The Urisino Ecosystem Project is bringing back to life the large, historic Urisino station area in the far west of New South Wales, Australia.

Regenerating the Outback

The Urisino cattle station has a rich Australian heritage but with overgrazing by cattle and feral animals it became a virtual desert. Now after nine years the land it is coming back to life, greener and more productive than ever. In the process Urisino has become the largest land regeneration project in Australia*. The first of its kind and larger than the country of Singapore!

Urisino is 200 miles ‘back o’ Bourke’ in Wanaaring, in the west of New South Wales, Australia.

Regeneration is achieved by preventing overgrazing by sheep, cattle, feral horses (brumbies) and goats. By reducing the number of cattle from a high of 10,000 to only a few hundred and humanely relocating the goats and horses to farms via mustering and trapping, the land is able to regenerate naturally. The native flora and fauna such as the mulga tree, endangered birds and snakes, and honey bees that gather around the Paroo river are then free to thrive again.

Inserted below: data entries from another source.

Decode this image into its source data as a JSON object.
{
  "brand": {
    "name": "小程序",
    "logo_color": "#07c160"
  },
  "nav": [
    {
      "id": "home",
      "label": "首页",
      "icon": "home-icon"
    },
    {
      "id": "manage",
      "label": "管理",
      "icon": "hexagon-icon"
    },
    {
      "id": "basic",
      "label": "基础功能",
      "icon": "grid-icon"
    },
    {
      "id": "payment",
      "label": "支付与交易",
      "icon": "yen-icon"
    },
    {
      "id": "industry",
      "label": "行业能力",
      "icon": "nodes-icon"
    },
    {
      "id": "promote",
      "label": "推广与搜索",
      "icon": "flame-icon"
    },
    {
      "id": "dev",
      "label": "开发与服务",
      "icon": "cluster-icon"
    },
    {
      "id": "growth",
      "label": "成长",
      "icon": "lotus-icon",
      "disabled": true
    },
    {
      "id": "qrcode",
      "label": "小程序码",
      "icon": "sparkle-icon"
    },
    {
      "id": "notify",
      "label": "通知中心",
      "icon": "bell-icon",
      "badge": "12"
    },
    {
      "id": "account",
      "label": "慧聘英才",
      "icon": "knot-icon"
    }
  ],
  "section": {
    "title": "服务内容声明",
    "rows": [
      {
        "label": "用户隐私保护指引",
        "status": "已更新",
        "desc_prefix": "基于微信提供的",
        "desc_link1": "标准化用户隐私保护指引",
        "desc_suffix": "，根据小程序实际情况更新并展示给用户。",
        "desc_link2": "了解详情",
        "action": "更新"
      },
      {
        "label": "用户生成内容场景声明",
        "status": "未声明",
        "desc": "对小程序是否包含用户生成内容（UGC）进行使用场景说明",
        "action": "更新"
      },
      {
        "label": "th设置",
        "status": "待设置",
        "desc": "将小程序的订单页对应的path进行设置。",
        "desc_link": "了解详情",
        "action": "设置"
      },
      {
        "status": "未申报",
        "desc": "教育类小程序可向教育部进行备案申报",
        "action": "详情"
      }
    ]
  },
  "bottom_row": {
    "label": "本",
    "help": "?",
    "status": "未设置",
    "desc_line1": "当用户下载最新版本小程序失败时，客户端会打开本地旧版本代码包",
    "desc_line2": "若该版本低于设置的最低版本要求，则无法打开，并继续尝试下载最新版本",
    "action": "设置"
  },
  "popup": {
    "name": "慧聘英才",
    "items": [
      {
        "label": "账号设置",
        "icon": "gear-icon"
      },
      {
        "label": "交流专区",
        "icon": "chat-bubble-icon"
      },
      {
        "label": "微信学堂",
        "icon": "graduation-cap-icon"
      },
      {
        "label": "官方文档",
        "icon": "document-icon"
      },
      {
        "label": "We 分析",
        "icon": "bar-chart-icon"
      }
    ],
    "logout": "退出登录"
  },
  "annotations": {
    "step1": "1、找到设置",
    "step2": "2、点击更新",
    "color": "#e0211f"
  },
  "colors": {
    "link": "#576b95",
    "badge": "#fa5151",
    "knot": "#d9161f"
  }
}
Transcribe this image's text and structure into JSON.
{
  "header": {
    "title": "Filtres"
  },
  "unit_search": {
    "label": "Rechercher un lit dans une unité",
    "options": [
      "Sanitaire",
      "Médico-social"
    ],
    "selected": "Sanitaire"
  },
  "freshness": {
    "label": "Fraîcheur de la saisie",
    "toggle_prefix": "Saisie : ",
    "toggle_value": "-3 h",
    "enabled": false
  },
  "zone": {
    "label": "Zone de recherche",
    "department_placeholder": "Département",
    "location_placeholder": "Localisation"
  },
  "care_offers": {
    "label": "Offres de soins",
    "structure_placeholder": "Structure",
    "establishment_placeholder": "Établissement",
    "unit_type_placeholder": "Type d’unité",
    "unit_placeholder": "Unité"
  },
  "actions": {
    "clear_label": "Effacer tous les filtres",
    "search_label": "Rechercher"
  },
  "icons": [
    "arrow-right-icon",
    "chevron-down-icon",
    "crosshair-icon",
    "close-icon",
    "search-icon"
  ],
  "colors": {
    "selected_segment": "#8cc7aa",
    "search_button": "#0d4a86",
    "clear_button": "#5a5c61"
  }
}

Further benefits of this strategy are the production of organic honey, Chevon (young goat meat), and humane horse relocation.

Help us to continue this ground breaking work.

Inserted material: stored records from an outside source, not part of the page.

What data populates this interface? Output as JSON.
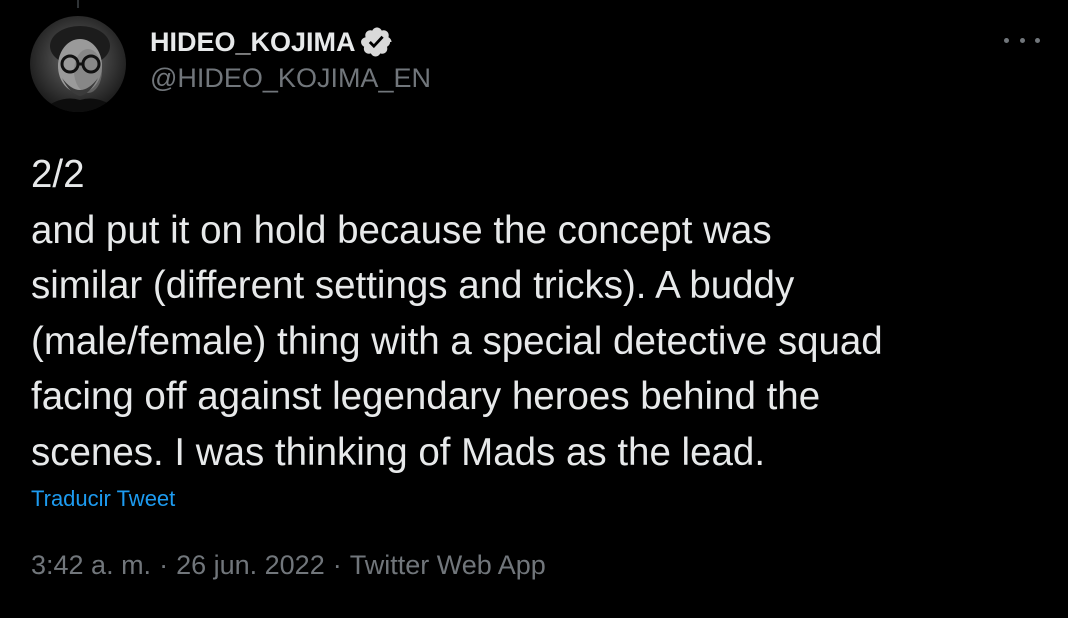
{
  "author": {
    "display_name": "HIDEO_KOJIMA",
    "handle": "@HIDEO_KOJIMA_EN",
    "verified": true
  },
  "tweet": {
    "text": "2/2\nand put it on hold because the concept was\nsimilar (different settings and tricks). A buddy\n(male/female) thing with a special detective squad\nfacing off against legendary heroes behind the\nscenes. I was thinking of Mads as the lead.",
    "translate_label": "Traducir Tweet",
    "time": "3:42 a. m.",
    "separator": "·",
    "date": "26 jun. 2022",
    "source": "Twitter Web App"
  },
  "icons": {
    "verified": "verified-badge-icon",
    "more": "more-options-icon"
  },
  "colors": {
    "background": "#000000",
    "text_primary": "#e7e9ea",
    "text_secondary": "#71767b",
    "link": "#1d9bf0"
  }
}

Urisino requires ongoing efforts. Various projects are planned, focussing on further regeneration, environmental research, and education.

* Carbon Farming Initiative, Human Induced Regeneration of a Native Forest, ID 2013266219

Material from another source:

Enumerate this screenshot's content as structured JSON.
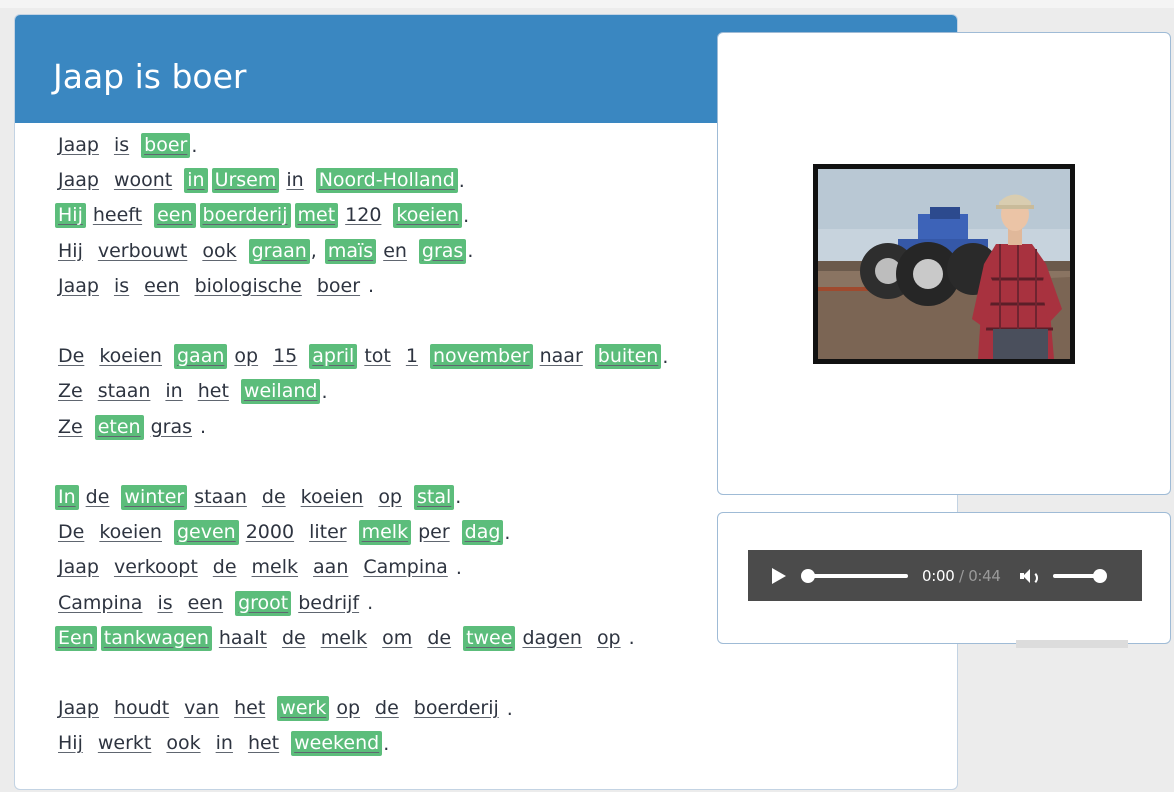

The Urisino Blog

Stories documenting our progress

Pasture weed diet only

Out goats are fed 100% pasture weeds and are only supplemented with hay in a few weeks of summer.

No antibiotics or grain is added.

We believe our goats represent the most ethical raising of animals in their native environment that is possible.

Third generation cross

It has taken us five years to get this little kid.

He is the third cross of the best attributes of an outback feral goat and a domesticated boar goat. Note the heavier front body type and better proportions compared to the skinnier but hardy outback goats